DAY IN THE LIFE: Freshman exchange student pursues passion for soccer in the U.S.


Gabrielle Caumon / Hilltop Views

Freshman center midfielder Shunji Watanabe balances a soccer ball on his foot during the club team’s evening practice.

Shunji Watanabe is a 19-year-old exchange freshman soccer player from Japan majoring in Global Studies at St. Edward’s University. 

Introduced to soccer by his parents at about four or five, he explained he misses his family during game days. He still feels supported by friends, teammates, and the crowd, but it is not the same. 

“When I was young, my parents came to watch every game,” he said

Watanabe chose to come to Austin because his University in Japan, Asia Pacific University (APU), proposes the Double Degree Program (DUDP), which allows their students to combine an International and Japanese degree. He is hopeful that he can stay at St. Edward’s for his full four years of college.

Watanabe lived in England for three years from age 11 to 14, and came to Austin to discover American culture. Even though he learned English over there, Watanabe still had to adapt to the language barrier when he first arrived on the Hilltop. Soccer allowed him to overcome the language barrier through non-verbal communication. 

When I was in England, at the beginning, I couldn’t even write the alphabet,” Watanabe said. “But playing soccer with others, I could make a friend.”

Originally, Watanabe did not come to St. Edward’s University to play soccer, which represented more of a hobby for him. After college, he desires to become a professional soccer player. He was inspired by watching professional soccer players during special occasions such as the World Cup, the biggest international sporting event in the world. Next fall semester he is going to be part of the returning NCAA St. Edward’s soccer team. They are already training every weekday from 7 a.m. to 8 a.m. 

Shunji is the person that I want to play after,” Manuel Gomez, the soccer club captain, said. Shunji is the person that I know that if I don’t come to soccer practices he is gonna be disappointed. Shunji is the one, always behind me keeping me on my toes, keeping me ready. I love that man and he is a great inspiration.”
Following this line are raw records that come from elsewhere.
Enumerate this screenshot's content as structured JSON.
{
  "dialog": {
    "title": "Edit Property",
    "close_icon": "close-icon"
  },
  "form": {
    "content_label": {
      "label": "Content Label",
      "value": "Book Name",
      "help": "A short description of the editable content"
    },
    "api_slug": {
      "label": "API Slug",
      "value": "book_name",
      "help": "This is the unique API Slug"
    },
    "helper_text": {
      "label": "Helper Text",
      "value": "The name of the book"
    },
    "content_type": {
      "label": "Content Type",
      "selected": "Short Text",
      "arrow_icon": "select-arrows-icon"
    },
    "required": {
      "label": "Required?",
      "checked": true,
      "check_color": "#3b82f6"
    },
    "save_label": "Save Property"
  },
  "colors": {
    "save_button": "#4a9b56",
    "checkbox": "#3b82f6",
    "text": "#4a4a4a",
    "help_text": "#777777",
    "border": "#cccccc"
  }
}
Watanabe still practices on his own wherever he can on campus for one to two hours every weekend, honing his technique. He practices with the soccer club on the Lower Field every Monday, Wednesday and Friday and indoors at the Alumni gym with the soccer team each Tuesday and Thursday.

“I am happy to have him on the team and grateful for everything he is gonna bring to us,” Gomez said. “Shunji is that player that everyone looks up to and wants to be, and I’ll be sad when he goes.”

Overall, Watanabe has the same amount of academic credits as practice hours per week: 18. Despite the fact that he would like to find more time for himself and around his friends, he still points out that sport is my priority.

To balance being part of a team with his studies, he has a specific routine: he does all his homework during the weekends or weekday mornings so he can focus on his practices. For Watanabe, studying and playing soccer have a connection.

I have learned to work hard because of soccer, and that has helped me academically, he said. Actually, it was not that hard for me to integrate into the school community because soccer helped me a lot to make friends.